(Excerpts from a dataset)

Start of Block

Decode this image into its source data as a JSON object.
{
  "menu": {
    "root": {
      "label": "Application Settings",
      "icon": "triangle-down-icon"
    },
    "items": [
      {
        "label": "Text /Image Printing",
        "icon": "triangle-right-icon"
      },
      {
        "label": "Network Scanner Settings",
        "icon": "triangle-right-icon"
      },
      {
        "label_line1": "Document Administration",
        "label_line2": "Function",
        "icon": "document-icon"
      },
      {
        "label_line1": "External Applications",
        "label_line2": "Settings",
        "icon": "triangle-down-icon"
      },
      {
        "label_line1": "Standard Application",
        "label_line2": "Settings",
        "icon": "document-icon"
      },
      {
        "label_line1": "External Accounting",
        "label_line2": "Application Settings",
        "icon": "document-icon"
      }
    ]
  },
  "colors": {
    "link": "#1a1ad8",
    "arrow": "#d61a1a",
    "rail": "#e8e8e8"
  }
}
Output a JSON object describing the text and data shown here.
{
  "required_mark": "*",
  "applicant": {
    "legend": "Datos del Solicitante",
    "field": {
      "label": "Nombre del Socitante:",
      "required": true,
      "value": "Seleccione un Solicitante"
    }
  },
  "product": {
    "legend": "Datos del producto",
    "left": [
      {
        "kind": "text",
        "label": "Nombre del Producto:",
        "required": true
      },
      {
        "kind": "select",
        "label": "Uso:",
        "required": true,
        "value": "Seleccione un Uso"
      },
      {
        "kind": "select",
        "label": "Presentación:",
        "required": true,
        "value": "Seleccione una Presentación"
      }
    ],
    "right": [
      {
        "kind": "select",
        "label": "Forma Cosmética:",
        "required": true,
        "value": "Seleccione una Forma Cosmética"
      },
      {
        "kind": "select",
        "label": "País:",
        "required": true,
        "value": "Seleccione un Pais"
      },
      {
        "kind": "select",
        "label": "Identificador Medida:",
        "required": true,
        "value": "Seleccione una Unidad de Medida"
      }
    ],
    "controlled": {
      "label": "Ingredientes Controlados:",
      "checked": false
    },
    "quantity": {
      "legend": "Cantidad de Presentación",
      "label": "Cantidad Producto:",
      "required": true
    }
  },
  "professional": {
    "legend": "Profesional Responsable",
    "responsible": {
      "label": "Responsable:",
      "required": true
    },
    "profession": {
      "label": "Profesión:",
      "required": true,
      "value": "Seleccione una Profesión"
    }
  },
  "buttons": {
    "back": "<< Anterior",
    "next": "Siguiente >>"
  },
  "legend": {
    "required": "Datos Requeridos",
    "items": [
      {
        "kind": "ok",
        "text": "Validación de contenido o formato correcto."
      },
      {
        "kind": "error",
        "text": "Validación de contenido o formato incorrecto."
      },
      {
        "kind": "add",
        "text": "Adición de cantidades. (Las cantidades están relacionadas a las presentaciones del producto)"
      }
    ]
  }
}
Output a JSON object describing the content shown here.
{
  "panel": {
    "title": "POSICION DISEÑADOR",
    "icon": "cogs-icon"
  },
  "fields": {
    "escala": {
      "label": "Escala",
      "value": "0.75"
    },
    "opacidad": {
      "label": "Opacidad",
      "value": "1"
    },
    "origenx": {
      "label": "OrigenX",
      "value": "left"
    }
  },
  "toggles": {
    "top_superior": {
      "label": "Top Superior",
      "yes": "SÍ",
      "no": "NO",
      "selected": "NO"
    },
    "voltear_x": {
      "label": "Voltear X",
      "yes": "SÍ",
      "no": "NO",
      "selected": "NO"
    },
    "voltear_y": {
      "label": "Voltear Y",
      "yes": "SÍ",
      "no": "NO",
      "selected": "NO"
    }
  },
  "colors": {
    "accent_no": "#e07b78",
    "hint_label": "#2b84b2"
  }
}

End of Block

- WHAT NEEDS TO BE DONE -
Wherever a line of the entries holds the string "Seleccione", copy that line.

- WRITTEN ANSWER -
      "value": "Seleccione un Solicitante"
        "value": "Seleccione un Uso"
        "value": "Seleccione una Presentación"
        "value": "Seleccione una Forma Cosmética"
        "value": "Seleccione un Pais"
        "value": "Seleccione una Unidad de Medida"
      "value": "Seleccione una Profesión"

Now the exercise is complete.